If you were entitled to take depreciation deductions because you used your home for business purposes... you cannot exclude the part of your gain equal to any depreciation allowed or allowable as a deduction for periods after May 6, 1997. If you can show by adequate records or other evidence that the depreciation allowed was less than the amount allowable, the amount you cannot exclude is the amount allowed. (IRS publication 523 at p. 17).
Does this convoluted language make any sense? According to Julian Block, a New York tax attorney and author of The Home Seller’s Guide to Tax Savings, “this term is IRS-speak for what (the taxpayer) claimed previously, or, if she claimed less than she could have claimed, the amount that she could have claimed.” The former is the “amount allowed” and the latter is the “allowable amount”.
Keep in mind that “recapture tax” and “basis” are two different concepts. Whether or not you actually took a depreciation deduction for your home office, your basis must be reduced. For example: the IRS will allow you to have taken $10,000 in depreciation for your house over the years. If you actually deducted that amount, your basis will be reduced by the full $10,000. However, even if you only depreciated $5000, (which had the effect of reducing your basis down to that amount), you will still have to reduce your basis by another $5,000.
In other words, depreciation reduces your property’s “basis”. You must reduce basis by the full amount of what is allowable as depreciation, even if you only claim a portion of that allowable amount.
But even though you must reduce basis, that does not mean that you have to pay the recapture tax. This tax is based on the amount that you actually deducted on your previous tax returns. And if you never claimed depreciation? Then, says attorney Block, there is no recapture. According to Mr. Block, “even though the amount you take is recaptured and taxed when you sell the house, you are probably going to save money by taking the deduction now and paying tax on it later.” (For more information about his book, go to www.julianblocktaxexpert.com).
Now, let’s change the facts a little more. You bought the house on January 15, 2001 and lived in it until March 15, 2003. You then rented it out, but sold it in February 15, 2006. Since you have lived and owned the property for the requisite 2 out of 5 years (called the ownership and use test by the IRS), you are eligible to take the exclusion.

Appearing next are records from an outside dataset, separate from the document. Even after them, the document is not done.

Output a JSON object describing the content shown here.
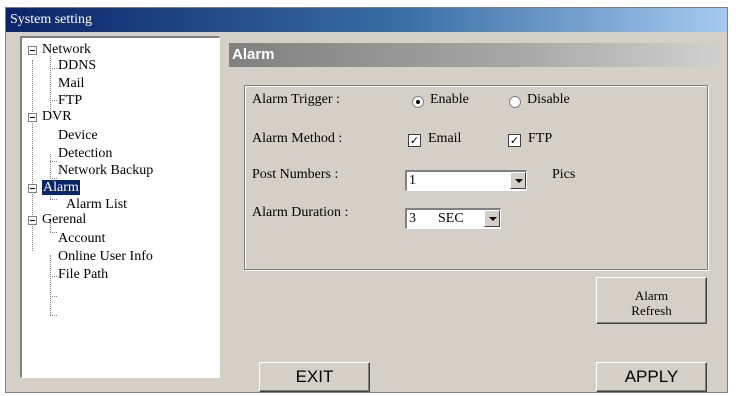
{
  "window": {
    "title": "System setting"
  },
  "tree": {
    "network": {
      "label": "Network",
      "children": [
        "DDNS",
        "Mail",
        "FTP"
      ]
    },
    "dvr": {
      "label": "DVR",
      "children": [
        "Device",
        "Detection",
        "Network Backup"
      ]
    },
    "alarm": {
      "label": "Alarm",
      "children": [
        "Alarm List"
      ],
      "selected": true
    },
    "general": {
      "label": "Gerenal",
      "children": [
        "Account",
        "Online User Info",
        "File Path"
      ]
    }
  },
  "panel": {
    "header": "Alarm",
    "trigger": {
      "label": "Alarm Trigger :",
      "enable": "Enable",
      "disable": "Disable",
      "selected": "Enable"
    },
    "method": {
      "label": "Alarm Method :",
      "email": "Email",
      "email_checked": true,
      "ftp": "FTP",
      "ftp_checked": true,
      "check_glyph": "✓"
    },
    "post": {
      "label": "Post Numbers :",
      "value": "1",
      "unit": "Pics"
    },
    "duration": {
      "label": "Alarm Duration :",
      "value": "3",
      "unit": "SEC"
    }
  },
  "buttons": {
    "refresh_line1": "Alarm",
    "refresh_line2": "Refresh",
    "exit": "EXIT",
    "apply": "APPLY"
  },
  "colors": {
    "titlebar": "#0a246a",
    "selection": "#0a246a",
    "face": "#d4d0c8"
  }
}
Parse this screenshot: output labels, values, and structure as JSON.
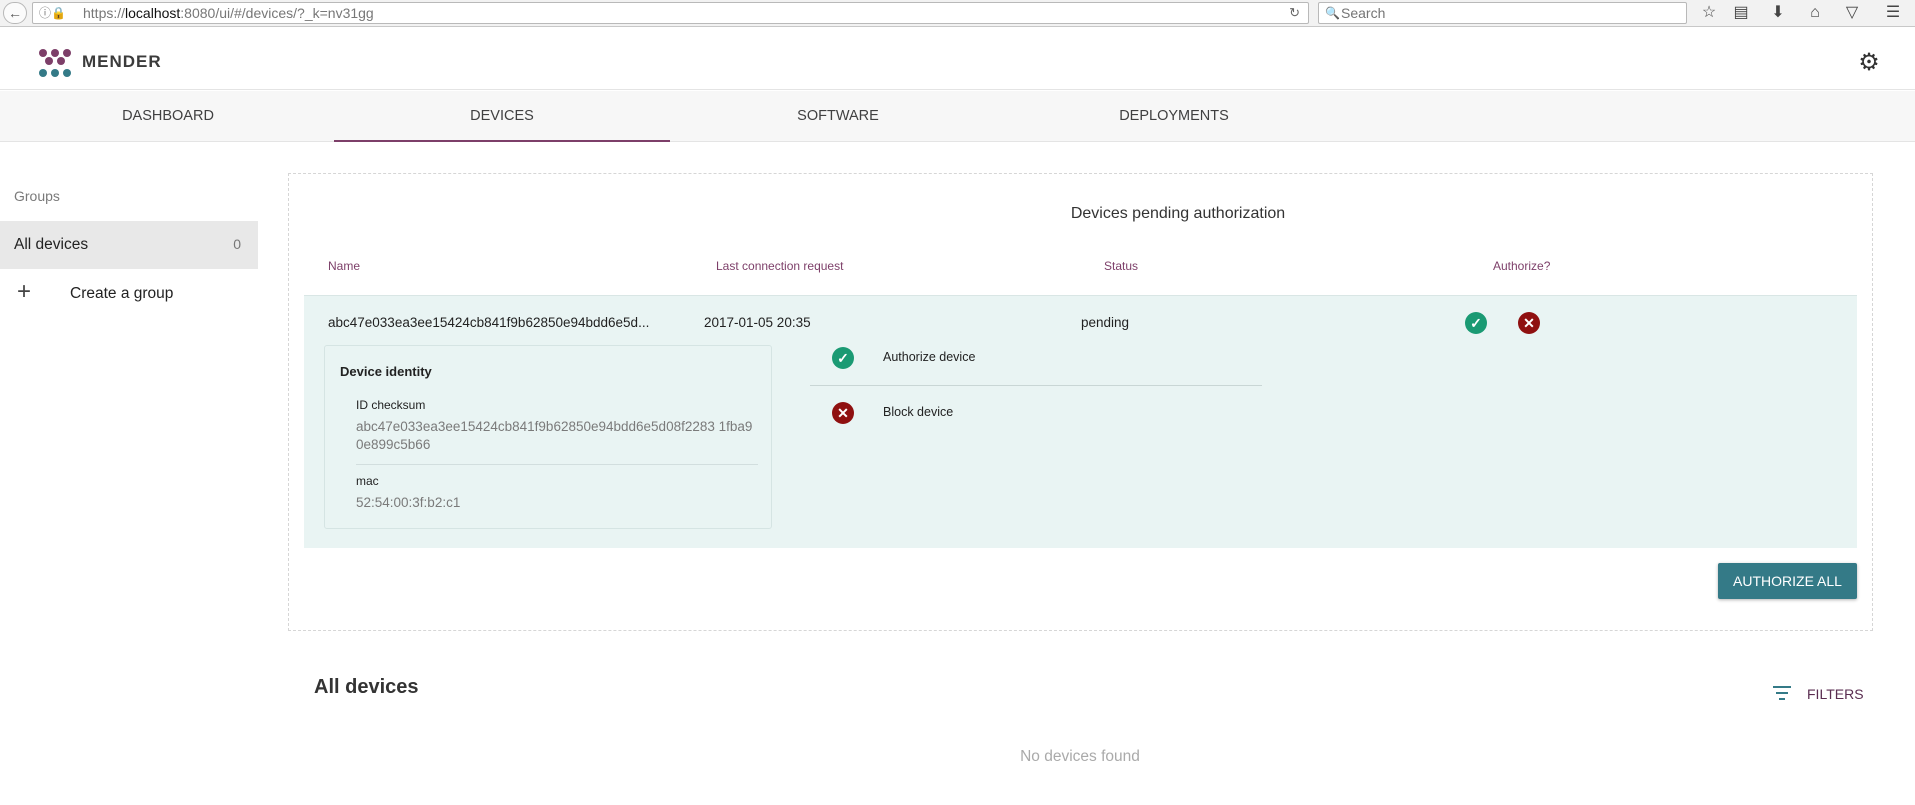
{
  "browser": {
    "url_prefix": "https://",
    "url_host": "localhost",
    "url_rest": ":8080/ui/#/devices/?_k=nv31gg",
    "search_placeholder": "Search"
  },
  "header": {
    "logo_text": "MENDER"
  },
  "tabs": [
    {
      "label": "DASHBOARD"
    },
    {
      "label": "DEVICES"
    },
    {
      "label": "SOFTWARE"
    },
    {
      "label": "DEPLOYMENTS"
    }
  ],
  "sidebar": {
    "groups_label": "Groups",
    "all_devices": {
      "label": "All devices",
      "count": "0"
    },
    "create_group_label": "Create a group"
  },
  "pending": {
    "title": "Devices pending authorization",
    "columns": {
      "name": "Name",
      "last_connection": "Last connection request",
      "status": "Status",
      "authorize": "Authorize?"
    },
    "row": {
      "name": "abc47e033ea3ee15424cb841f9b62850e94bdd6e5d...",
      "last_connection": "2017-01-05 20:35",
      "status": "pending"
    },
    "identity": {
      "title": "Device identity",
      "attributes": [
        {
          "name": "ID checksum",
          "value": "abc47e033ea3ee15424cb841f9b62850e94bdd6e5d08f2283 1fba90e899c5b66"
        },
        {
          "name": "mac",
          "value": "52:54:00:3f:b2:c1"
        }
      ]
    },
    "actions": {
      "authorize": "Authorize device",
      "block": "Block device"
    },
    "authorize_all_label": "AUTHORIZE ALL"
  },
  "all_devices": {
    "title": "All devices",
    "filters_label": "FILTERS",
    "empty_text": "No devices found"
  },
  "colors": {
    "accent": "#7d3f69",
    "button": "#347a87",
    "ok": "#1a9a73",
    "reject": "#8f1010"
  }
}
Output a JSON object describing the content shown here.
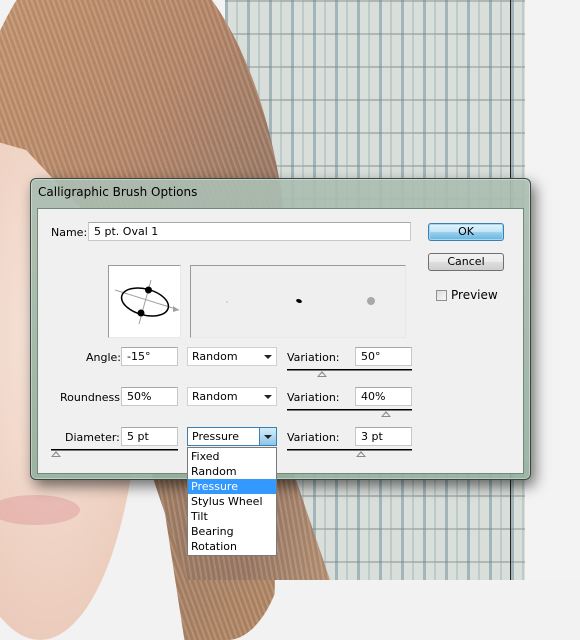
{
  "dialog": {
    "title": "Calligraphic Brush Options",
    "name_label": "Name:",
    "name_value": "5 pt. Oval 1",
    "ok_label": "OK",
    "cancel_label": "Cancel",
    "preview_label": "Preview",
    "preview_checked": false,
    "rows": [
      {
        "label": "Angle:",
        "value": "-15°",
        "mode": "Random",
        "variation_label": "Variation:",
        "variation_value": "50°",
        "value_slider_fraction": null,
        "variation_slider_fraction": 0.28
      },
      {
        "label": "Roundness:",
        "value": "50%",
        "mode": "Random",
        "variation_label": "Variation:",
        "variation_value": "40%",
        "value_slider_fraction": null,
        "variation_slider_fraction": 0.8
      },
      {
        "label": "Diameter:",
        "value": "5 pt",
        "mode": "Pressure",
        "variation_label": "Variation:",
        "variation_value": "3 pt",
        "value_slider_fraction": 0.0,
        "variation_slider_fraction": 0.6
      }
    ],
    "dropdown": {
      "open_for": "Diameter",
      "options": [
        "Fixed",
        "Random",
        "Pressure",
        "Stylus Wheel",
        "Tilt",
        "Bearing",
        "Rotation"
      ],
      "selected": "Pressure"
    }
  }
}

However, if you depreciated the property during the period that it was rented, the same analysis described above would apply. You would not be able to exclude that part of your profit equal to the recaptured depreciation you deducted while renting your house.
This is extremely complicated, and if you have not lived in your house for at least two years before the projected sale date, familiarize yourself with the rules and consult a qualified tax professional. For example, let’s say that you only lived there for 22 months before it was rented out. Depending on the time frame, you could move back into the house for two more months, and then claim the full exclusion. It should be noted that the two year period of use and ownership does not have to be consecutive. So long as you have lived in your house for a period of 24 months over the five years before the house is sold, you are eligible for the exclusion of gain.
It would be a shame if you lost the opportunity to exclude up to $500,000 just because you were two months shy of that goal.
Next: The Starker Exchange